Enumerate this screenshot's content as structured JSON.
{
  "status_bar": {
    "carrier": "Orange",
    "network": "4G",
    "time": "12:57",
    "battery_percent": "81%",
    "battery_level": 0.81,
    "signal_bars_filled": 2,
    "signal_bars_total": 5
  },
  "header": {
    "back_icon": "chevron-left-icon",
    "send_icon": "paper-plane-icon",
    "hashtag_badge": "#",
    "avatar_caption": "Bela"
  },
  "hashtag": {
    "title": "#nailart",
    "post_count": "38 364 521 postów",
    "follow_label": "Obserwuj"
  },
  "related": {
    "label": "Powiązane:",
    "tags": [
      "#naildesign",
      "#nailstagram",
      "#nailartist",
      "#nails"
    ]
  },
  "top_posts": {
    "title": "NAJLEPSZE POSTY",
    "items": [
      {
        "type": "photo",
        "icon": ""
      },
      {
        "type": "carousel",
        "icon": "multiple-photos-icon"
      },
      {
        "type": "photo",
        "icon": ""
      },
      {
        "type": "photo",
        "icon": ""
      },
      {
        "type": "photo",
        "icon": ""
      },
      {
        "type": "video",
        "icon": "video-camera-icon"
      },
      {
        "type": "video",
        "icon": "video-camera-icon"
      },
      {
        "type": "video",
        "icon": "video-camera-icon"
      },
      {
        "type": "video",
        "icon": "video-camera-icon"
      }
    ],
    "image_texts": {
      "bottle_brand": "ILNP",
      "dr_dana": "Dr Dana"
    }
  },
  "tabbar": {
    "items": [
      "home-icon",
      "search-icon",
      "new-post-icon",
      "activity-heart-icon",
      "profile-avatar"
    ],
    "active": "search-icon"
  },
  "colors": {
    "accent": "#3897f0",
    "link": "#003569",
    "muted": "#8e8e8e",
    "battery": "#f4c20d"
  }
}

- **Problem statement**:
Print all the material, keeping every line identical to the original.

- **Response for this exercise**:
Enumerate this screenshot's content as structured JSON.
{
  "status_bar": {
    "carrier": "Orange",
    "network": "4G",
    "time": "12:57",
    "battery_percent": "81%",
    "battery_level": 0.81,
    "signal_bars_filled": 2,
    "signal_bars_total": 5
  },
  "header": {
    "back_icon": "chevron-left-icon",
    "send_icon": "paper-plane-icon",
    "hashtag_badge": "#",
    "avatar_caption": "Bela"
  },
  "hashtag": {
    "title": "#nailart",
    "post_count": "38 364 521 postów",
    "follow_label": "Obserwuj"
  },
  "related": {
    "label": "Powiązane:",
    "tags": [
      "#naildesign",
      "#nailstagram",
      "#nailartist",
      "#nails"
    ]
  },
  "top_posts": {
    "title": "NAJLEPSZE POSTY",
    "items": [
      {
        "type": "photo",
        "icon": ""
      },
      {
        "type": "carousel",
        "icon": "multiple-photos-icon"
      },
      {
        "type": "photo",
        "icon": ""
      },
      {
        "type": "photo",
        "icon": ""
      },
      {
        "type": "photo",
        "icon": ""
      },
      {
        "type": "video",
        "icon": "video-camera-icon"
      },
      {
        "type": "video",
        "icon": "video-camera-icon"
      },
      {
        "type": "video",
        "icon": "video-camera-icon"
      },
      {
        "type": "video",
        "icon": "video-camera-icon"
      }
    ],
    "image_texts": {
      "bottle_brand": "ILNP",
      "dr_dana": "Dr Dana"
    }
  },
  "tabbar": {
    "items": [
      "home-icon",
      "search-icon",
      "new-post-icon",
      "activity-heart-icon",
      "profile-avatar"
    ],
    "active": "search-icon"
  },
  "colors": {
    "accent": "#3897f0",
    "link": "#003569",
    "muted": "#8e8e8e",
    "battery": "#f4c20d"
  }
}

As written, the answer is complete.